## Task input
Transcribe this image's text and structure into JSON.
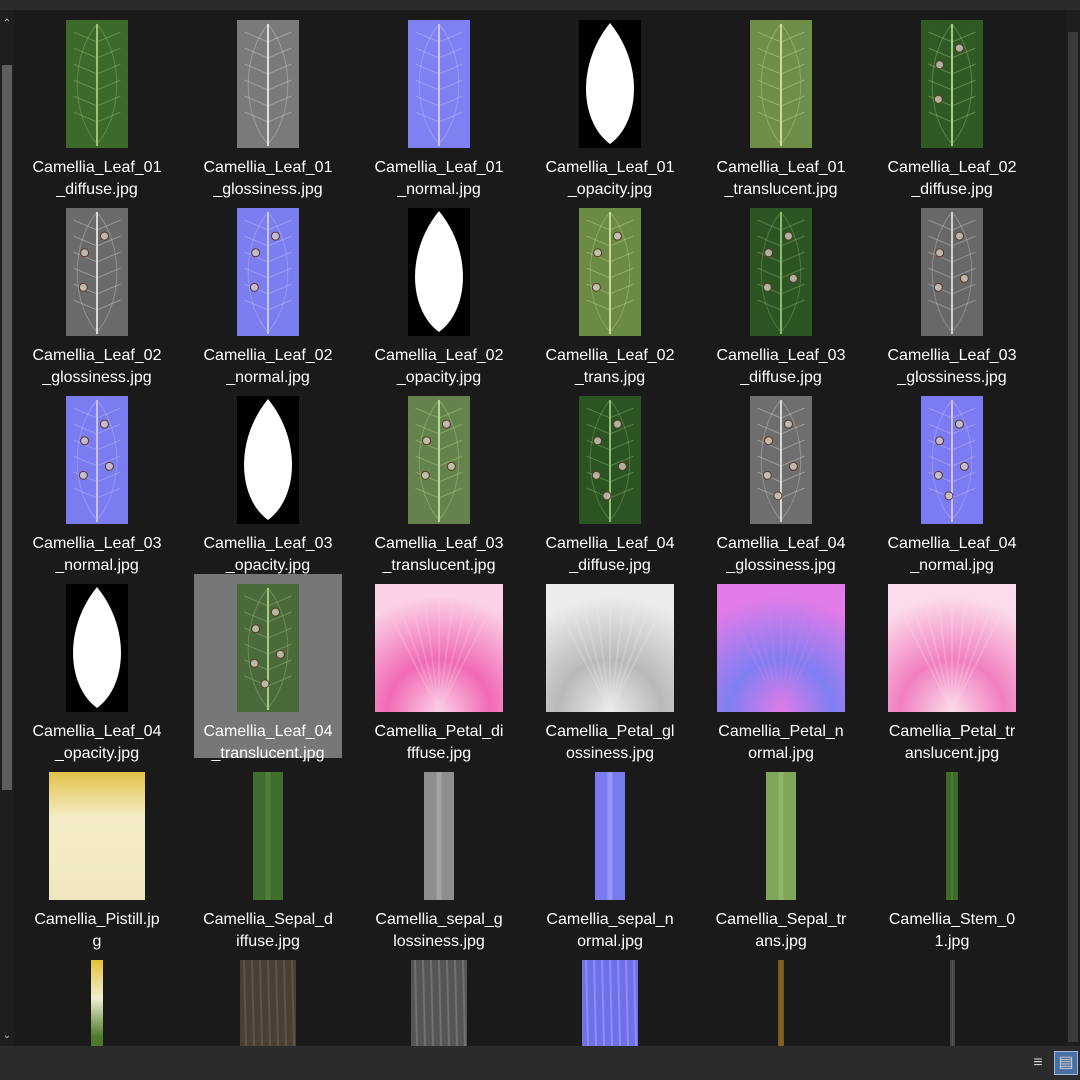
{
  "window": {
    "scroll_up_arrow": "^",
    "scroll_down_arrow": "v"
  },
  "files": [
    {
      "line1": "Camellia_Leaf_01",
      "line2": "_diffuse.jpg",
      "type": "leafrect",
      "bg": "#3b6a2a",
      "vein": "#9fc27a",
      "spots": 0
    },
    {
      "line1": "Camellia_Leaf_01",
      "line2": "_glossiness.jpg",
      "type": "leafrect",
      "bg": "#7a7a7a",
      "vein": "#dedede",
      "spots": 0
    },
    {
      "line1": "Camellia_Leaf_01",
      "line2": "_normal.jpg",
      "type": "leafrect",
      "bg": "#7f80f2",
      "vein": "#c8c8ff",
      "spots": 0
    },
    {
      "line1": "Camellia_Leaf_01",
      "line2": "_opacity.jpg",
      "type": "opacity",
      "bg": "#000000",
      "vein": "#ffffff",
      "spots": 0
    },
    {
      "line1": "Camellia_Leaf_01",
      "line2": "_translucent.jpg",
      "type": "leafrect",
      "bg": "#6f8e4a",
      "vein": "#c9dba0",
      "spots": 0
    },
    {
      "line1": "Camellia_Leaf_02",
      "line2": "_diffuse.jpg",
      "type": "leafrect",
      "bg": "#2f5a24",
      "vein": "#a9cf86",
      "spots": 3
    },
    {
      "line1": "Camellia_Leaf_02",
      "line2": "_glossiness.jpg",
      "type": "leafrect",
      "bg": "#6a6a6a",
      "vein": "#d8d8d8",
      "spots": 3
    },
    {
      "line1": "Camellia_Leaf_02",
      "line2": "_normal.jpg",
      "type": "leafrect",
      "bg": "#7c7ef0",
      "vein": "#c6c6ff",
      "spots": 3
    },
    {
      "line1": "Camellia_Leaf_02",
      "line2": "_opacity.jpg",
      "type": "opacity",
      "bg": "#000000",
      "vein": "#ffffff",
      "spots": 0
    },
    {
      "line1": "Camellia_Leaf_02",
      "line2": "_trans.jpg",
      "type": "leafrect",
      "bg": "#6b8a46",
      "vein": "#c6da9c",
      "spots": 3
    },
    {
      "line1": "Camellia_Leaf_03",
      "line2": "_diffuse.jpg",
      "type": "leafrect",
      "bg": "#2d5523",
      "vein": "#8fb872",
      "spots": 4
    },
    {
      "line1": "Camellia_Leaf_03",
      "line2": "_glossiness.jpg",
      "type": "leafrect",
      "bg": "#686868",
      "vein": "#d0d0d0",
      "spots": 4
    },
    {
      "line1": "Camellia_Leaf_03",
      "line2": "_normal.jpg",
      "type": "leafrect",
      "bg": "#7a7cf0",
      "vein": "#c3c4ff",
      "spots": 4
    },
    {
      "line1": "Camellia_Leaf_03",
      "line2": "_opacity.jpg",
      "type": "opacity",
      "bg": "#000000",
      "vein": "#ffffff",
      "spots": 0
    },
    {
      "line1": "Camellia_Leaf_03",
      "line2": "_translucent.jpg",
      "type": "leafrect",
      "bg": "#64834a",
      "vein": "#bcd59a",
      "spots": 4
    },
    {
      "line1": "Camellia_Leaf_04",
      "line2": "_diffuse.jpg",
      "type": "leafrect",
      "bg": "#2b5422",
      "vein": "#93bc74",
      "spots": 5
    },
    {
      "line1": "Camellia_Leaf_04",
      "line2": "_glossiness.jpg",
      "type": "leafrect",
      "bg": "#6e6e6e",
      "vein": "#d6d6d6",
      "spots": 5
    },
    {
      "line1": "Camellia_Leaf_04",
      "line2": "_normal.jpg",
      "type": "leafrect",
      "bg": "#7b7cf1",
      "vein": "#d0c0ff",
      "spots": 5
    },
    {
      "line1": "Camellia_Leaf_04",
      "line2": "_opacity.jpg",
      "type": "opacity",
      "bg": "#000000",
      "vein": "#ffffff",
      "spots": 0
    },
    {
      "line1": "Camellia_Leaf_04",
      "line2": "_translucent.jpg",
      "type": "leafrect",
      "bg": "#4a6a3a",
      "vein": "#a7c985",
      "spots": 5,
      "selected": true
    },
    {
      "line1": "Camellia_Petal_di",
      "line2": "fffuse.jpg",
      "type": "petal",
      "bg": "#f06ab4",
      "vein": "#fcd0e6",
      "spots": 0
    },
    {
      "line1": "Camellia_Petal_gl",
      "line2": "ossiness.jpg",
      "type": "petal",
      "bg": "#b9b9b9",
      "vein": "#ececec",
      "spots": 0
    },
    {
      "line1": "Camellia_Petal_n",
      "line2": "ormal.jpg",
      "type": "petal",
      "bg": "#7f7ff2",
      "vein": "#e07be8",
      "spots": 0
    },
    {
      "line1": "Camellia_Petal_tr",
      "line2": "anslucent.jpg",
      "type": "petal",
      "bg": "#f17fc0",
      "vein": "#fcdcea",
      "spots": 0
    },
    {
      "line1": "Camellia_Pistill.jp",
      "line2": "g",
      "type": "pistil",
      "bg": "#efe8bf",
      "vein": "#e2c24a",
      "spots": 0
    },
    {
      "line1": "Camellia_Sepal_d",
      "line2": "iffuse.jpg",
      "type": "strip",
      "w": 30,
      "bg": "#3f6d2f",
      "vein": "#5e8e46",
      "spots": 0
    },
    {
      "line1": "Camellia_sepal_g",
      "line2": "lossiness.jpg",
      "type": "strip",
      "w": 30,
      "bg": "#8e8e8e",
      "vein": "#b0b0b0",
      "spots": 0
    },
    {
      "line1": "Camellia_sepal_n",
      "line2": "ormal.jpg",
      "type": "strip",
      "w": 30,
      "bg": "#7b7bf0",
      "vein": "#a8a8ff",
      "spots": 0
    },
    {
      "line1": "Camellia_Sepal_tr",
      "line2": "ans.jpg",
      "type": "strip",
      "w": 30,
      "bg": "#7fa65a",
      "vein": "#9cc078",
      "spots": 0
    },
    {
      "line1": "Camellia_Stem_0",
      "line2": "1.jpg",
      "type": "strip",
      "w": 12,
      "bg": "#3f6a2a",
      "vein": "#5b8b3e",
      "spots": 0
    },
    {
      "line1": "",
      "line2": "",
      "type": "stemgrad",
      "w": 12,
      "bg": "#4b7a2c",
      "vein": "#e3c13a",
      "spots": 0
    },
    {
      "line1": "",
      "line2": "",
      "type": "bark",
      "w": 56,
      "bg": "#4a3f34",
      "vein": "#6b5d4e",
      "spots": 0
    },
    {
      "line1": "",
      "line2": "",
      "type": "bark",
      "w": 56,
      "bg": "#555555",
      "vein": "#7d7d7d",
      "spots": 0
    },
    {
      "line1": "",
      "line2": "",
      "type": "bark",
      "w": 56,
      "bg": "#7071e8",
      "vein": "#9a9bff",
      "spots": 0
    },
    {
      "line1": "",
      "line2": "",
      "type": "strip",
      "w": 6,
      "bg": "#7a5a1e",
      "vein": "#a07a2e",
      "spots": 0
    },
    {
      "line1": "",
      "line2": "",
      "type": "strip",
      "w": 5,
      "bg": "#444444",
      "vein": "#666666",
      "spots": 0
    }
  ],
  "statusbar": {
    "details_view_icon": "details-view-icon",
    "large_icons_view_icon": "large-icons-view-icon"
  }
}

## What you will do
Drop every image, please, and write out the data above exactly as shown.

## Result of the task
Transcribe this image's text and structure into JSON.
{
  "window": {
    "scroll_up_arrow": "^",
    "scroll_down_arrow": "v"
  },
  "files": [
    {
      "line1": "Camellia_Leaf_01",
      "line2": "_diffuse.jpg",
      "type": "leafrect",
      "bg": "#3b6a2a",
      "vein": "#9fc27a",
      "spots": 0
    },
    {
      "line1": "Camellia_Leaf_01",
      "line2": "_glossiness.jpg",
      "type": "leafrect",
      "bg": "#7a7a7a",
      "vein": "#dedede",
      "spots": 0
    },
    {
      "line1": "Camellia_Leaf_01",
      "line2": "_normal.jpg",
      "type": "leafrect",
      "bg": "#7f80f2",
      "vein": "#c8c8ff",
      "spots": 0
    },
    {
      "line1": "Camellia_Leaf_01",
      "line2": "_opacity.jpg",
      "type": "opacity",
      "bg": "#000000",
      "vein": "#ffffff",
      "spots": 0
    },
    {
      "line1": "Camellia_Leaf_01",
      "line2": "_translucent.jpg",
      "type": "leafrect",
      "bg": "#6f8e4a",
      "vein": "#c9dba0",
      "spots": 0
    },
    {
      "line1": "Camellia_Leaf_02",
      "line2": "_diffuse.jpg",
      "type": "leafrect",
      "bg": "#2f5a24",
      "vein": "#a9cf86",
      "spots": 3
    },
    {
      "line1": "Camellia_Leaf_02",
      "line2": "_glossiness.jpg",
      "type": "leafrect",
      "bg": "#6a6a6a",
      "vein": "#d8d8d8",
      "spots": 3
    },
    {
      "line1": "Camellia_Leaf_02",
      "line2": "_normal.jpg",
      "type": "leafrect",
      "bg": "#7c7ef0",
      "vein": "#c6c6ff",
      "spots": 3
    },
    {
      "line1": "Camellia_Leaf_02",
      "line2": "_opacity.jpg",
      "type": "opacity",
      "bg": "#000000",
      "vein": "#ffffff",
      "spots": 0
    },
    {
      "line1": "Camellia_Leaf_02",
      "line2": "_trans.jpg",
      "type": "leafrect",
      "bg": "#6b8a46",
      "vein": "#c6da9c",
      "spots": 3
    },
    {
      "line1": "Camellia_Leaf_03",
      "line2": "_diffuse.jpg",
      "type": "leafrect",
      "bg": "#2d5523",
      "vein": "#8fb872",
      "spots": 4
    },
    {
      "line1": "Camellia_Leaf_03",
      "line2": "_glossiness.jpg",
      "type": "leafrect",
      "bg": "#686868",
      "vein": "#d0d0d0",
      "spots": 4
    },
    {
      "line1": "Camellia_Leaf_03",
      "line2": "_normal.jpg",
      "type": "leafrect",
      "bg": "#7a7cf0",
      "vein": "#c3c4ff",
      "spots": 4
    },
    {
      "line1": "Camellia_Leaf_03",
      "line2": "_opacity.jpg",
      "type": "opacity",
      "bg": "#000000",
      "vein": "#ffffff",
      "spots": 0
    },
    {
      "line1": "Camellia_Leaf_03",
      "line2": "_translucent.jpg",
      "type": "leafrect",
      "bg": "#64834a",
      "vein": "#bcd59a",
      "spots": 4
    },
    {
      "line1": "Camellia_Leaf_04",
      "line2": "_diffuse.jpg",
      "type": "leafrect",
      "bg": "#2b5422",
      "vein": "#93bc74",
      "spots": 5
    },
    {
      "line1": "Camellia_Leaf_04",
      "line2": "_glossiness.jpg",
      "type": "leafrect",
      "bg": "#6e6e6e",
      "vein": "#d6d6d6",
      "spots": 5
    },
    {
      "line1": "Camellia_Leaf_04",
      "line2": "_normal.jpg",
      "type": "leafrect",
      "bg": "#7b7cf1",
      "vein": "#d0c0ff",
      "spots": 5
    },
    {
      "line1": "Camellia_Leaf_04",
      "line2": "_opacity.jpg",
      "type": "opacity",
      "bg": "#000000",
      "vein": "#ffffff",
      "spots": 0
    },
    {
      "line1": "Camellia_Leaf_04",
      "line2": "_translucent.jpg",
      "type": "leafrect",
      "bg": "#4a6a3a",
      "vein": "#a7c985",
      "spots": 5,
      "selected": true
    },
    {
      "line1": "Camellia_Petal_di",
      "line2": "fffuse.jpg",
      "type": "petal",
      "bg": "#f06ab4",
      "vein": "#fcd0e6",
      "spots": 0
    },
    {
      "line1": "Camellia_Petal_gl",
      "line2": "ossiness.jpg",
      "type": "petal",
      "bg": "#b9b9b9",
      "vein": "#ececec",
      "spots": 0
    },
    {
      "line1": "Camellia_Petal_n",
      "line2": "ormal.jpg",
      "type": "petal",
      "bg": "#7f7ff2",
      "vein": "#e07be8",
      "spots": 0
    },
    {
      "line1": "Camellia_Petal_tr",
      "line2": "anslucent.jpg",
      "type": "petal",
      "bg": "#f17fc0",
      "vein": "#fcdcea",
      "spots": 0
    },
    {
      "line1": "Camellia_Pistill.jp",
      "line2": "g",
      "type": "pistil",
      "bg": "#efe8bf",
      "vein": "#e2c24a",
      "spots": 0
    },
    {
      "line1": "Camellia_Sepal_d",
      "line2": "iffuse.jpg",
      "type": "strip",
      "w": 30,
      "bg": "#3f6d2f",
      "vein": "#5e8e46",
      "spots": 0
    },
    {
      "line1": "Camellia_sepal_g",
      "line2": "lossiness.jpg",
      "type": "strip",
      "w": 30,
      "bg": "#8e8e8e",
      "vein": "#b0b0b0",
      "spots": 0
    },
    {
      "line1": "Camellia_sepal_n",
      "line2": "ormal.jpg",
      "type": "strip",
      "w": 30,
      "bg": "#7b7bf0",
      "vein": "#a8a8ff",
      "spots": 0
    },
    {
      "line1": "Camellia_Sepal_tr",
      "line2": "ans.jpg",
      "type": "strip",
      "w": 30,
      "bg": "#7fa65a",
      "vein": "#9cc078",
      "spots": 0
    },
    {
      "line1": "Camellia_Stem_0",
      "line2": "1.jpg",
      "type": "strip",
      "w": 12,
      "bg": "#3f6a2a",
      "vein": "#5b8b3e",
      "spots": 0
    },
    {
      "line1": "",
      "line2": "",
      "type": "stemgrad",
      "w": 12,
      "bg": "#4b7a2c",
      "vein": "#e3c13a",
      "spots": 0
    },
    {
      "line1": "",
      "line2": "",
      "type": "bark",
      "w": 56,
      "bg": "#4a3f34",
      "vein": "#6b5d4e",
      "spots": 0
    },
    {
      "line1": "",
      "line2": "",
      "type": "bark",
      "w": 56,
      "bg": "#555555",
      "vein": "#7d7d7d",
      "spots": 0
    },
    {
      "line1": "",
      "line2": "",
      "type": "bark",
      "w": 56,
      "bg": "#7071e8",
      "vein": "#9a9bff",
      "spots": 0
    },
    {
      "line1": "",
      "line2": "",
      "type": "strip",
      "w": 6,
      "bg": "#7a5a1e",
      "vein": "#a07a2e",
      "spots": 0
    },
    {
      "line1": "",
      "line2": "",
      "type": "strip",
      "w": 5,
      "bg": "#444444",
      "vein": "#666666",
      "spots": 0
    }
  ],
  "statusbar": {
    "details_view_icon": "details-view-icon",
    "large_icons_view_icon": "large-icons-view-icon"
  }
}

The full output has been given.